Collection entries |

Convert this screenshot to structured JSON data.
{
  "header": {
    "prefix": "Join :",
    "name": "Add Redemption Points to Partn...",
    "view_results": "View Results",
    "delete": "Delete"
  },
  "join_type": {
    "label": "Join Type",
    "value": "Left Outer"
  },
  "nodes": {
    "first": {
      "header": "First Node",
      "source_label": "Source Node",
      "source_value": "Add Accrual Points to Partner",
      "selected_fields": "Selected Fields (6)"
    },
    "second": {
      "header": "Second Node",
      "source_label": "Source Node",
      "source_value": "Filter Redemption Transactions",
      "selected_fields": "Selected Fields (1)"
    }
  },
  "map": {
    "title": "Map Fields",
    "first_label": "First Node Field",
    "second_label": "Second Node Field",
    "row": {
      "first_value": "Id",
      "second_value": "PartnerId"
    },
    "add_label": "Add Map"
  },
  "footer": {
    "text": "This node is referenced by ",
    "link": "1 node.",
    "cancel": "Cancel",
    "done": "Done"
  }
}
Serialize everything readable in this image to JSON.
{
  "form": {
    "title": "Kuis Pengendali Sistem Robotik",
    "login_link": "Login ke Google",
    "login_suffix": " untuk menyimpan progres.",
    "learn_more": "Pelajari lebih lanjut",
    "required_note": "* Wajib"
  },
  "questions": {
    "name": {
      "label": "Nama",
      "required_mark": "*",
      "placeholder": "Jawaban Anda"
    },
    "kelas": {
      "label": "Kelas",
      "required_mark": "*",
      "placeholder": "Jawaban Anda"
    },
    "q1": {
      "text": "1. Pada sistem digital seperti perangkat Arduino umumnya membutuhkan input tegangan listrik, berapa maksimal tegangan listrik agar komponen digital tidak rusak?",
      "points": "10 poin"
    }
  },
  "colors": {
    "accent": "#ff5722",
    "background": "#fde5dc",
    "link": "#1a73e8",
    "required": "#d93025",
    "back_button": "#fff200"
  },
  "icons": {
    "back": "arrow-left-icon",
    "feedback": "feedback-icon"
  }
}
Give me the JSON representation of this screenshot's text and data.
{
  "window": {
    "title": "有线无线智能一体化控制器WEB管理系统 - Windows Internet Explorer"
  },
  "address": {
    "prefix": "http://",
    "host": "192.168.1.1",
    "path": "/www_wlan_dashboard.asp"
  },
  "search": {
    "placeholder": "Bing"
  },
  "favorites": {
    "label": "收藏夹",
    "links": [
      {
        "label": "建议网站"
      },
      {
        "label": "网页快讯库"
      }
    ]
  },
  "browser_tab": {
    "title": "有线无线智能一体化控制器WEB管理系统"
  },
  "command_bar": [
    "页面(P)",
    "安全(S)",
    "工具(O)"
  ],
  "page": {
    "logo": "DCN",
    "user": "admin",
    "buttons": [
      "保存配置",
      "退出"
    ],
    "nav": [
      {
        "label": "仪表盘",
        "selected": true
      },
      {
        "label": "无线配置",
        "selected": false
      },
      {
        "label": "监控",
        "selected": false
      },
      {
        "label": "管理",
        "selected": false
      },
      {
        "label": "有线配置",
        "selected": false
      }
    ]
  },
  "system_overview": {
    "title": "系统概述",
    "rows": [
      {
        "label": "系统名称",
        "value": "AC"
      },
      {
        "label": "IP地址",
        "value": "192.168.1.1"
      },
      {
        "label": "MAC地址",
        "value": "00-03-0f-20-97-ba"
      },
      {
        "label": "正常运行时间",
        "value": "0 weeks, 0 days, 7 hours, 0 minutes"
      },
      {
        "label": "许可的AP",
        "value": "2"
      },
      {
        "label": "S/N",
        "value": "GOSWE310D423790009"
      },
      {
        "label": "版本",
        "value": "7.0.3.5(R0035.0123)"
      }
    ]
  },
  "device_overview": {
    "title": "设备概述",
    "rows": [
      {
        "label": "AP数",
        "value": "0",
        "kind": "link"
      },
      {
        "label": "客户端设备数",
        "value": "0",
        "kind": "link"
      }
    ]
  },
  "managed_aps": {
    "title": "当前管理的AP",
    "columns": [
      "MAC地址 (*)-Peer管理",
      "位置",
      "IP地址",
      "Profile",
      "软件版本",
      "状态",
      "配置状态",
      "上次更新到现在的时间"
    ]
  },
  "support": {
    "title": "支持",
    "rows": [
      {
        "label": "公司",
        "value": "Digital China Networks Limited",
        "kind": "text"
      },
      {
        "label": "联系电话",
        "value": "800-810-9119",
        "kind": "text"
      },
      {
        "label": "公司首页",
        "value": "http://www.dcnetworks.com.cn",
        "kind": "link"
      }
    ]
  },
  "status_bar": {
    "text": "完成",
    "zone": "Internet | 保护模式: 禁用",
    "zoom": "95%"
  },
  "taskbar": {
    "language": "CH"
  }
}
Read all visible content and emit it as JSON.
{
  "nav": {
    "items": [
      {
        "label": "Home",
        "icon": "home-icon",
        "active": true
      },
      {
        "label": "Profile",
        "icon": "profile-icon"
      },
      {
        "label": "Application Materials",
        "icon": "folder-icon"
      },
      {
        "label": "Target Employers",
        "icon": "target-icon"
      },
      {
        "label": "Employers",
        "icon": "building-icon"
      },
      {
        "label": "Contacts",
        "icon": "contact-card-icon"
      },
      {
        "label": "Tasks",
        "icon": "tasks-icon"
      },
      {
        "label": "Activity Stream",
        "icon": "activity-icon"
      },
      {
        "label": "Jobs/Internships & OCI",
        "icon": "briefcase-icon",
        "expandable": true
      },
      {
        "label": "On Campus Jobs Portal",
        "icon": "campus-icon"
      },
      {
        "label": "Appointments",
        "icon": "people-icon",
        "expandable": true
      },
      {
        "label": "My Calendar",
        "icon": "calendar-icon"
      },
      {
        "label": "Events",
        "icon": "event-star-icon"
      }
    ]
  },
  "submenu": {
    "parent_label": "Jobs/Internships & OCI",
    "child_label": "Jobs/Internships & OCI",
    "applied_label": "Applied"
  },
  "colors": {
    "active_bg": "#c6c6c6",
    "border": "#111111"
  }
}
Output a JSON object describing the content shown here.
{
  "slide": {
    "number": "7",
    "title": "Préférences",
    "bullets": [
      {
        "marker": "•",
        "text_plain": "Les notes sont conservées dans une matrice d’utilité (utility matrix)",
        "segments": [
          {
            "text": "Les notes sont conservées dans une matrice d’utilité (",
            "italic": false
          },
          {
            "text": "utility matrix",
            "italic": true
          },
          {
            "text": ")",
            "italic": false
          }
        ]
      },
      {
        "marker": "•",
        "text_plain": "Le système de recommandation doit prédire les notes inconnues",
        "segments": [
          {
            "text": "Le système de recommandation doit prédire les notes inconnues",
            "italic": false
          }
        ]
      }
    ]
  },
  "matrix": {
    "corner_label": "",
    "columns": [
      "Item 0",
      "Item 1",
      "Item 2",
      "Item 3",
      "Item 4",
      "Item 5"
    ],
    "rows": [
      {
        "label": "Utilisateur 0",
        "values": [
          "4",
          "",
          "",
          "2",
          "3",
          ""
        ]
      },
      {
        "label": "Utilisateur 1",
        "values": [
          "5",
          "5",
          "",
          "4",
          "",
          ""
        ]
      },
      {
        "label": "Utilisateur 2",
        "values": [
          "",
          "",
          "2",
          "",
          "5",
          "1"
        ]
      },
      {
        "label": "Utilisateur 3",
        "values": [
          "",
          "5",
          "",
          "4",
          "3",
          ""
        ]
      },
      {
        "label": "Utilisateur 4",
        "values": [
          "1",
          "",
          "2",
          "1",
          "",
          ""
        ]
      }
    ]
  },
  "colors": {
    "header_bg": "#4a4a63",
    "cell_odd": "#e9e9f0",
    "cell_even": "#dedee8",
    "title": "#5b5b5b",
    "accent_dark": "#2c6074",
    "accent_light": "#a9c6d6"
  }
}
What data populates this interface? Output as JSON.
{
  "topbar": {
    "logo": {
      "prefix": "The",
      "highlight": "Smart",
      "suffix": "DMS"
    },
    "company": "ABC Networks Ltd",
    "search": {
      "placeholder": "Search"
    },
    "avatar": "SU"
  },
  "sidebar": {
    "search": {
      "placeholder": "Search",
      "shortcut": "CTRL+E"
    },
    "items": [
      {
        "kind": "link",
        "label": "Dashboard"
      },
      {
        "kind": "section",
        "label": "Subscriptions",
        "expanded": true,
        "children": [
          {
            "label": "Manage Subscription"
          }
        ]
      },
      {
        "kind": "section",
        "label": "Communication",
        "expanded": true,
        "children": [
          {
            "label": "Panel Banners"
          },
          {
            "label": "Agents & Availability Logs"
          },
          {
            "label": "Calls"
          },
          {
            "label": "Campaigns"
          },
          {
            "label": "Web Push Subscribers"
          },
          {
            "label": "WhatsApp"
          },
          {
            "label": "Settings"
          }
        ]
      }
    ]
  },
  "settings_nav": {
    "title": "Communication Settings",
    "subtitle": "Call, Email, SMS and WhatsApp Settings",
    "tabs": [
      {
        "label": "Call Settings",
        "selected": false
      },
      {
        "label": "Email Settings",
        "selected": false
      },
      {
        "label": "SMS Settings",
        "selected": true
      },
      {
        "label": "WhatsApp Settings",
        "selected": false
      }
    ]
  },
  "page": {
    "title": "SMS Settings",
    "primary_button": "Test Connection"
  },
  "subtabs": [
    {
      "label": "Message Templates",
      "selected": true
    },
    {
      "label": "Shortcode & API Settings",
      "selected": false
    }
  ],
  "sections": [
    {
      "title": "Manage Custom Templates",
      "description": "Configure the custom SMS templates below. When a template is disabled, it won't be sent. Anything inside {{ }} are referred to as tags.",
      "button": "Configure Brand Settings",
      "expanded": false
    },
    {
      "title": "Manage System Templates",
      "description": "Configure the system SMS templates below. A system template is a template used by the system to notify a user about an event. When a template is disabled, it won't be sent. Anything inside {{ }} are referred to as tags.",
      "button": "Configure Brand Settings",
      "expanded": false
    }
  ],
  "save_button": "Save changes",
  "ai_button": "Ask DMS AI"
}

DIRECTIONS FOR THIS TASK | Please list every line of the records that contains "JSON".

WRITTEN RESPONSE |
Convert this screenshot to structured JSON data.
Serialize everything readable in this image to JSON.
Give me the JSON representation of this screenshot's text and data.
Read all visible content and emit it as JSON.
Output a JSON object describing the content shown here.
What data populates this interface? Output as JSON.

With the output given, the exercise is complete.